DATA FOR PROCESSING:
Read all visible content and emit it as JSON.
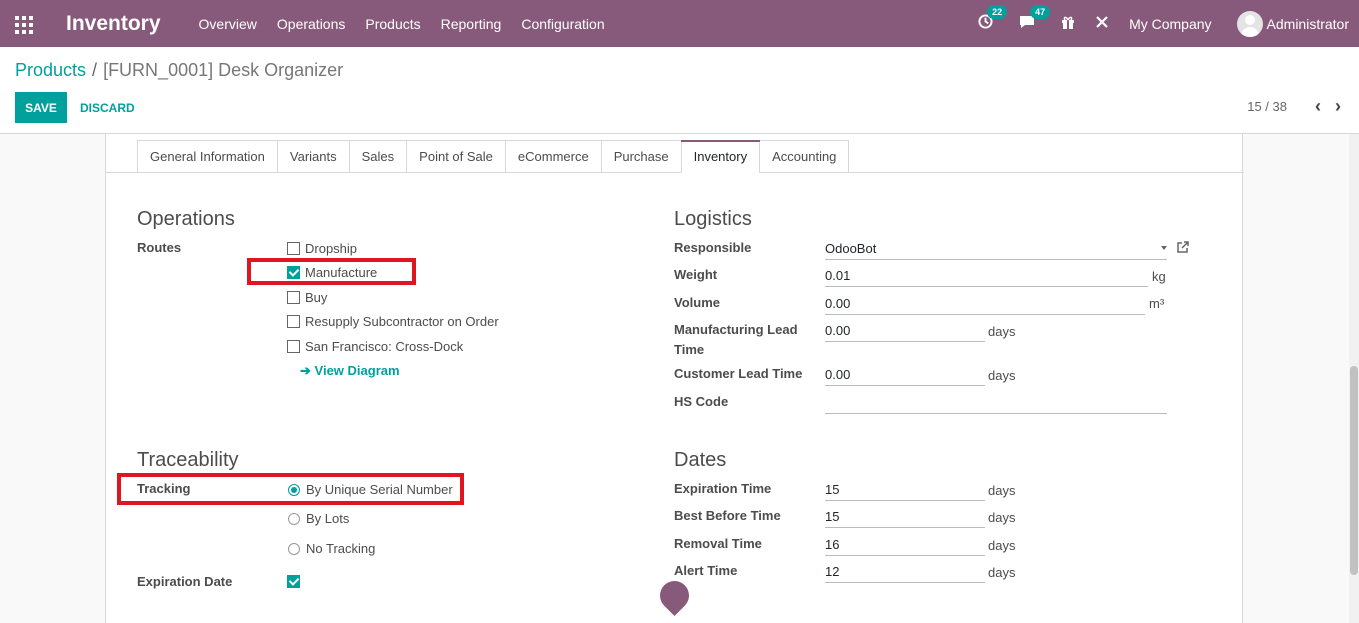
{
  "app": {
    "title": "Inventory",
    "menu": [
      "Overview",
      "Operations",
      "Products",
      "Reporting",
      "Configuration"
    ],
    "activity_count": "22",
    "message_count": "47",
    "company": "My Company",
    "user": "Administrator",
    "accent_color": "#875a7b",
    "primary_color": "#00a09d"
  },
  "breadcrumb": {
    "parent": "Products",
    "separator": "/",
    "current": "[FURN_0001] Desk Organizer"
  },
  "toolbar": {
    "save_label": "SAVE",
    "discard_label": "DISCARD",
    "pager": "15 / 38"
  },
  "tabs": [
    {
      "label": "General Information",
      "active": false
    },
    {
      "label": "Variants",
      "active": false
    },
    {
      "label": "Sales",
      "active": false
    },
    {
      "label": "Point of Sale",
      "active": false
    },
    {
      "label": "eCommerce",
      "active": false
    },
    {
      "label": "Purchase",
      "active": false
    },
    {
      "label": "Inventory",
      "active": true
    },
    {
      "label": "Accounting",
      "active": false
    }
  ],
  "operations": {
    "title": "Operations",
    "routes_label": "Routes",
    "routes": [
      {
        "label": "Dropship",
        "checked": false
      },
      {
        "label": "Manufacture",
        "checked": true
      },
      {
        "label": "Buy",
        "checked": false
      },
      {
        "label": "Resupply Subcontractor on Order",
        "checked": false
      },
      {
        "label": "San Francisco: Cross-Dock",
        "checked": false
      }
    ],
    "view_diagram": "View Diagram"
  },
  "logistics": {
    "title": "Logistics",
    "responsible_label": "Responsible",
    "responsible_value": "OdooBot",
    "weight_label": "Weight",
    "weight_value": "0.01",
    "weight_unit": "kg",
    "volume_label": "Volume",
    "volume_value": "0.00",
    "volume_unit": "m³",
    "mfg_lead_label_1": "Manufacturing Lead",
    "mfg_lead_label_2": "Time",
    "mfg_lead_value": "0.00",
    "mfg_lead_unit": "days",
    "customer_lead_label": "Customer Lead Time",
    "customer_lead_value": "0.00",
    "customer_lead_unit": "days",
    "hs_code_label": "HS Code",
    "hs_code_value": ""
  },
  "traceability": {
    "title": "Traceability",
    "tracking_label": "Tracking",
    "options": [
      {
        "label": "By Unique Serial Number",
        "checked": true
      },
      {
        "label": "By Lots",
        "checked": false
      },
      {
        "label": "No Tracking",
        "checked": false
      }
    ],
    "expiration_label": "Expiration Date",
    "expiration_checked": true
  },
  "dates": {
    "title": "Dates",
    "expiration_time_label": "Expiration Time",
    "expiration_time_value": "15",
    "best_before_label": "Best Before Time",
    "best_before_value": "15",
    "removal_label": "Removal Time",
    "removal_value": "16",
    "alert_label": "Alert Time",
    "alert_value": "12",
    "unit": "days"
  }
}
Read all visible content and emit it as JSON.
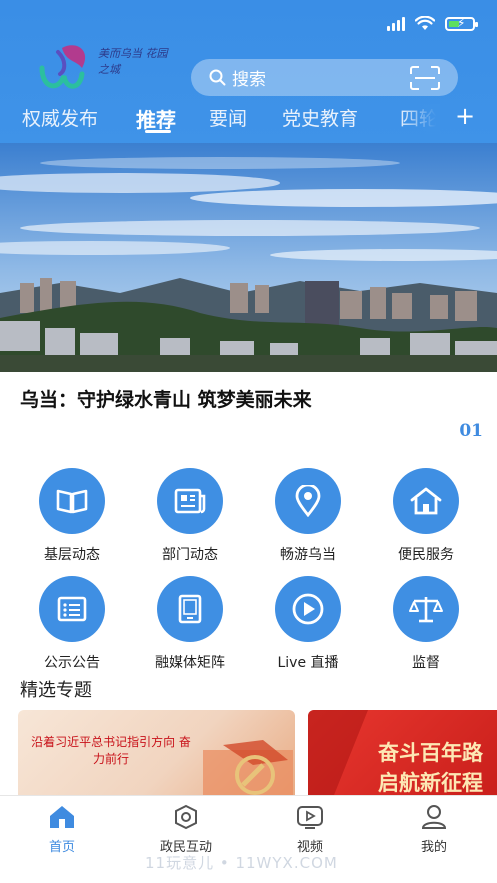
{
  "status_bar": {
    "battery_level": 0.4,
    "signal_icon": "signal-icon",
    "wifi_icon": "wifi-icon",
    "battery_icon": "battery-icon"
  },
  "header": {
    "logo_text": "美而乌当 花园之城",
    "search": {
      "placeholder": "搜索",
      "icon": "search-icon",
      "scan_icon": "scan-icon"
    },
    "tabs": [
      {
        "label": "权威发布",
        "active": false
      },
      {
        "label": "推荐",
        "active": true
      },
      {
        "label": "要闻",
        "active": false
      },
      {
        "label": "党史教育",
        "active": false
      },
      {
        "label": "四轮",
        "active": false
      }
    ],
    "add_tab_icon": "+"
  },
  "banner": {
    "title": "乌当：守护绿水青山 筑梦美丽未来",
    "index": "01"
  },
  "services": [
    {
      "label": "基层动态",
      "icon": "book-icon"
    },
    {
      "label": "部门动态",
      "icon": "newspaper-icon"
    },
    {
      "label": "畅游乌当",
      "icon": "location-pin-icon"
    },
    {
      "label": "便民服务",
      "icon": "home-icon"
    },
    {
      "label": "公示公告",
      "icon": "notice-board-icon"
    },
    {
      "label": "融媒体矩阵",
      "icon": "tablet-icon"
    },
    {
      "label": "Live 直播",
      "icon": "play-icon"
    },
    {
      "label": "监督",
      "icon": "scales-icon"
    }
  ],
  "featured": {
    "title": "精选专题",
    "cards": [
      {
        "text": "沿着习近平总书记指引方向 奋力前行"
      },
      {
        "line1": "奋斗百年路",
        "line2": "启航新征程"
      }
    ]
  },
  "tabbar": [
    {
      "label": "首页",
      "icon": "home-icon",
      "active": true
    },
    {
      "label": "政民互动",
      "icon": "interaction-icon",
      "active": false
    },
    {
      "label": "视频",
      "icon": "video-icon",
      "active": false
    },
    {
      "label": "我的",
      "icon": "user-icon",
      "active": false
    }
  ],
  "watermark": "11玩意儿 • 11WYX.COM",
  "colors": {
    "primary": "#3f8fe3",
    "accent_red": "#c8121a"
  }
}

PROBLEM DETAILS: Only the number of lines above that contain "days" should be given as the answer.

RESULT OF THIS TASK: 3